13 years ago today, 30-year-old Tiger Woods won the Buick Invitational to become the seventh — and youngest — member of the PGA Tour's 50-win club.
- Fast forward: Woods is currently one win shy of tying Sam Snead for most PGA Tour wins (82) and three majors shy of tying Jack Nicklaus for most majors (18).
- Sam Snead (82 wins, 7 majors)
- Tiger Woods (81 wins, 15 majors)
- Jack Nicklaus (73 wins, 18 majors)
- Ben Hogan (64 wins, 9 majors)
- Arnold Palmer (62 wins, 7 majors)
- Byron Nelson (52 wins, 5 majors)
- Billy Casper (51 wins, 3 majors)
Go deeper: Tiger is closing in on Snead's record (NYT)
7. 🏀 NBA trivia
Five guards in NBA history have won the Defensive Player of the Year award, but it's been over 20 years since it last happened (1995–96).
- Question: Who was the guard who won it that year?
- Hint: He won an NBA championship in 2006.
Answer at the bottom.
8. The Ocho: 🏋️♂️ Fraser and Toomey defend CrossFit titles
At the 2019 CrossFit Games this past weekend, defending champions Mat Fraser of the U.S. and Tia-Clair Toomey of Australia established themselves as the "Fittest on Earth" once again — and took home $300,000 each.
- After a slow start, Fraser muscled his way to his fourth straight title, which is tied for the most consecutive wins in the history of the event.
- In the women's competition, Toomey pulled away from the field almost immediately and sealed her third straight title before the final event even began.
How it works: The Games are operated by CrossFit, which was founded in 2000 and now has over 15,000 affiliated gyms worldwide. Athletes qualify by becoming national champions or winning regional events.
- The Games are designed to test each athlete's strength, endurance, speed, agility, and power over four days and 12 events.

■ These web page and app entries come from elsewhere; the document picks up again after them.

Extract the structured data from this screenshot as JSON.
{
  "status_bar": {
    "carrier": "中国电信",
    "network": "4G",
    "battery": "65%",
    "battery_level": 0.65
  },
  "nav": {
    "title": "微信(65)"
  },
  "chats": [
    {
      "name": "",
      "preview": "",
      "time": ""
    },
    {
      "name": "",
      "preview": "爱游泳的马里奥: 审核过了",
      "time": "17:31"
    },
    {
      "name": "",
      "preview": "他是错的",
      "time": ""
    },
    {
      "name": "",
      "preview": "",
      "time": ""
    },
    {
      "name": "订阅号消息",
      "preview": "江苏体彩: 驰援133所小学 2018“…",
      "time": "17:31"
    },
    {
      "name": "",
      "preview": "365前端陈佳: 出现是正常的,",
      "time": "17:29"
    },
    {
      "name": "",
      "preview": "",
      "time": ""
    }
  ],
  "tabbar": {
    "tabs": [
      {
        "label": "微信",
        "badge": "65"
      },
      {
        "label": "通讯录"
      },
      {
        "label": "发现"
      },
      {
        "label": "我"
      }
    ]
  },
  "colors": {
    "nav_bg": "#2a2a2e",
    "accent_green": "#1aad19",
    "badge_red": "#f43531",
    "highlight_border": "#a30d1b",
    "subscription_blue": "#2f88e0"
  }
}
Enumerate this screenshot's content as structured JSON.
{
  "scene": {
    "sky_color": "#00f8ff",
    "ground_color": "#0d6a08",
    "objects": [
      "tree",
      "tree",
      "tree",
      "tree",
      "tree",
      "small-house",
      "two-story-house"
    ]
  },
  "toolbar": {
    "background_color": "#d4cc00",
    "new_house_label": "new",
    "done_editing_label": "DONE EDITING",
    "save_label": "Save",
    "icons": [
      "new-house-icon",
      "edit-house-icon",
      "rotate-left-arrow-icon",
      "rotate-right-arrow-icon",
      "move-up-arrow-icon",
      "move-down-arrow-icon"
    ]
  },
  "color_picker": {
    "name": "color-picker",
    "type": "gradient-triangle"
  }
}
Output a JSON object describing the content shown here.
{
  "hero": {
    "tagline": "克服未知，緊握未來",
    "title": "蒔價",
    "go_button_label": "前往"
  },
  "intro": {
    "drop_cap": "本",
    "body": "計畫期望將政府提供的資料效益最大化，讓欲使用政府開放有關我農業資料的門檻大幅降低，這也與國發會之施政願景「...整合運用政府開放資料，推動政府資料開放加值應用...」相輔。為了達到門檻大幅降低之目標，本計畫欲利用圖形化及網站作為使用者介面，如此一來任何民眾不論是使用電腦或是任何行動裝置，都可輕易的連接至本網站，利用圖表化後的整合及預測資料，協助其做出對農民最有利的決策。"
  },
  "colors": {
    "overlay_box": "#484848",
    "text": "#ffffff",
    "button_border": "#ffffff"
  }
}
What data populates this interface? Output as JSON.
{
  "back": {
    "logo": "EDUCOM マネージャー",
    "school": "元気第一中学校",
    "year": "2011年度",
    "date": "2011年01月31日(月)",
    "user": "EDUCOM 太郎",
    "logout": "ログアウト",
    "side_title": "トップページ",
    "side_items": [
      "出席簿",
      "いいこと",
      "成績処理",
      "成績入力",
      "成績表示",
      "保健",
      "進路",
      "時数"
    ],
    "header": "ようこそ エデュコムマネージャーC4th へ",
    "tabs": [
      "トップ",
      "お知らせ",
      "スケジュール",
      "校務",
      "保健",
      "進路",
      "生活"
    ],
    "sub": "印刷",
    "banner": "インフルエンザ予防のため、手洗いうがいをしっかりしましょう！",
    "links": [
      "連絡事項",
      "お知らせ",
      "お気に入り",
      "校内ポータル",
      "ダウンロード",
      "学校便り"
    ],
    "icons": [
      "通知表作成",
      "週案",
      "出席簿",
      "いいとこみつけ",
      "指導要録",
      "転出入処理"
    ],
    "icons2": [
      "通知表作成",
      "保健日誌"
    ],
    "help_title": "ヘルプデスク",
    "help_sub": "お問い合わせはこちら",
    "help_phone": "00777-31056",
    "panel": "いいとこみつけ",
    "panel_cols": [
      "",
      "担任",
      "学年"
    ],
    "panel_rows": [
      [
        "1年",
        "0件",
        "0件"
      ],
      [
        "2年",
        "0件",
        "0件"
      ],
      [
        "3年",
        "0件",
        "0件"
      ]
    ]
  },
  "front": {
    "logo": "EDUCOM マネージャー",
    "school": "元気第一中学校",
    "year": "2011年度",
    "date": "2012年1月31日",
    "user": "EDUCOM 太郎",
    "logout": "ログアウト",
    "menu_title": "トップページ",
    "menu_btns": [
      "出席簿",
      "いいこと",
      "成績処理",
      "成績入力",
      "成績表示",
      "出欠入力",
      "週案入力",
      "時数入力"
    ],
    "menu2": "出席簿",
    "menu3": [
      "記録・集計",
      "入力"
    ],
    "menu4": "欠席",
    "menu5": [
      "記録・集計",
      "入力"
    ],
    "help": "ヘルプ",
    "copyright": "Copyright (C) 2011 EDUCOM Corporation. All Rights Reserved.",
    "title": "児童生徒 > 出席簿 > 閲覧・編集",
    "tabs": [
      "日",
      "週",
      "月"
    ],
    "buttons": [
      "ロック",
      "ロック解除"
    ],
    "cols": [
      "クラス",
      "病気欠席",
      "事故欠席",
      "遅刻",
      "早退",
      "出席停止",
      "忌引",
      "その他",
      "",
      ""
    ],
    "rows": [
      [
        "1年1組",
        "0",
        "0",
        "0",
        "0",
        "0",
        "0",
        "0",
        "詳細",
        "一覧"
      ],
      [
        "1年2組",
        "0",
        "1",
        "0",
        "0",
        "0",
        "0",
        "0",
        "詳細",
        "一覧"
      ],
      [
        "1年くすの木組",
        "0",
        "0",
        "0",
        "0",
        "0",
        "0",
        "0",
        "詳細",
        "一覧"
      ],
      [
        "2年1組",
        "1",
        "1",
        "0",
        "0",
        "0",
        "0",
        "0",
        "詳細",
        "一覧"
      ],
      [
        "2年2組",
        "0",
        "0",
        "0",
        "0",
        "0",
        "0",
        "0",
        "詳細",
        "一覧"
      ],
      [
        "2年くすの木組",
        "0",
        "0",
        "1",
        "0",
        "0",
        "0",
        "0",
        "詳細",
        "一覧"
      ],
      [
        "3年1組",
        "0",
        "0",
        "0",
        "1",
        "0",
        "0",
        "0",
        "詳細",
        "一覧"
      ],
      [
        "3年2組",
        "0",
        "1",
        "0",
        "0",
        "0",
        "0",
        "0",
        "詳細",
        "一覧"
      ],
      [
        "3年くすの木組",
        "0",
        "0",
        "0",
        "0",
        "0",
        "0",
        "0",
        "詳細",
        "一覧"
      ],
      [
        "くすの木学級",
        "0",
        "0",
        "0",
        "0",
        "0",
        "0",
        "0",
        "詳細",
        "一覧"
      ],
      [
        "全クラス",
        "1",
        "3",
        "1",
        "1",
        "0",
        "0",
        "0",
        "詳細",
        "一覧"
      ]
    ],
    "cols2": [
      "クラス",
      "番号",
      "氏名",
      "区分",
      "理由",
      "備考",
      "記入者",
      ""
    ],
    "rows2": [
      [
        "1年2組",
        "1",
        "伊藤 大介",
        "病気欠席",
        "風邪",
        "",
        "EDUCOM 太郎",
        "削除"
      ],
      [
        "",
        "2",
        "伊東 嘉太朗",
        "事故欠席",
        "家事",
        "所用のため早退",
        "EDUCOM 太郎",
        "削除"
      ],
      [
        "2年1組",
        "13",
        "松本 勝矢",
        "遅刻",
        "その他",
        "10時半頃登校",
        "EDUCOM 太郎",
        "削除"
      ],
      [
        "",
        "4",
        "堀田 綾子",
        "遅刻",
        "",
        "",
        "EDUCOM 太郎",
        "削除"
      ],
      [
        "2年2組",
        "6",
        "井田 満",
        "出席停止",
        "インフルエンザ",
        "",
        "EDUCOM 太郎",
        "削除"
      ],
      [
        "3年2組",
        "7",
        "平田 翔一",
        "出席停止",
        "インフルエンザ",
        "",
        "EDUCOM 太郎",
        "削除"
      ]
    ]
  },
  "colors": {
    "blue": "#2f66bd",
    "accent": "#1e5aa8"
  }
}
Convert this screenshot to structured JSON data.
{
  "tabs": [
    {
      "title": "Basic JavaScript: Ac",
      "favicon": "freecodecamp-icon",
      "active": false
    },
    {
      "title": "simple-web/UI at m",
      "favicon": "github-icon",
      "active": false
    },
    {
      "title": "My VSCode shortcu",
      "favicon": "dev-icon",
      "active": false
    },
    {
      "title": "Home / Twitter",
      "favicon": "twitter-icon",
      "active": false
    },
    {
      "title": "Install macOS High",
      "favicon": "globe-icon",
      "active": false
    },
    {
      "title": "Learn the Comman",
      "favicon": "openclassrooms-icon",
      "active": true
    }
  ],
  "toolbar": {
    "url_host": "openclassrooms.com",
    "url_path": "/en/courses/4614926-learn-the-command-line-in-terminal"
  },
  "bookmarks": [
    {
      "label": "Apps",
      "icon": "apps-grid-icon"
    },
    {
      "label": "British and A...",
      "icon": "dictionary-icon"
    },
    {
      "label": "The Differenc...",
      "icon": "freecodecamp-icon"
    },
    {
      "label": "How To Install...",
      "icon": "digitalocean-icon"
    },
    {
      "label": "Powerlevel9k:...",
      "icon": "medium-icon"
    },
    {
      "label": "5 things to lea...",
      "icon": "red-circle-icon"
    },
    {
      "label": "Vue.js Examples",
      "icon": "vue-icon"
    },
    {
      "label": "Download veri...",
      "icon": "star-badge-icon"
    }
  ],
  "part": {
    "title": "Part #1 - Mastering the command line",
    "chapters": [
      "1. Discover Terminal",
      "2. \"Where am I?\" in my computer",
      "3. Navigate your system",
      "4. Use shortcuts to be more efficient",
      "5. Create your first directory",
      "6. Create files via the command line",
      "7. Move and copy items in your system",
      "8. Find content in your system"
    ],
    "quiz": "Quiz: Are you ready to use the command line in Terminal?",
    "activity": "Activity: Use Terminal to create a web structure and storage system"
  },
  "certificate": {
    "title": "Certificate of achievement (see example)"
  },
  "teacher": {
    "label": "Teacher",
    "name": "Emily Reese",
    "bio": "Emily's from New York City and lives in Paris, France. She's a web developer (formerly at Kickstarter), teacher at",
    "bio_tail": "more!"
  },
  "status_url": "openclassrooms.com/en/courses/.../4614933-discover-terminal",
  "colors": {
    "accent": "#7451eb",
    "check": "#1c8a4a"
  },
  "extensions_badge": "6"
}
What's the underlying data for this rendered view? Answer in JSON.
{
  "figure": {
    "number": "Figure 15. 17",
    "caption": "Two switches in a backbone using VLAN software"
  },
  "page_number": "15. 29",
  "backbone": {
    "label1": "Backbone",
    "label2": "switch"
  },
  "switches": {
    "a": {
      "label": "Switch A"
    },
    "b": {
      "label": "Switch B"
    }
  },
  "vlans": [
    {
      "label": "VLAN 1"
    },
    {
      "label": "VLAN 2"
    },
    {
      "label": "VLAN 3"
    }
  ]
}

- Each event is kept a secret ahead of time and can range from open-water swimming to powerlifting to handstand walking.
See you tomorrow,
Kendall "Raef LaFrentz!" Baker
Trivia answer: Gary Payton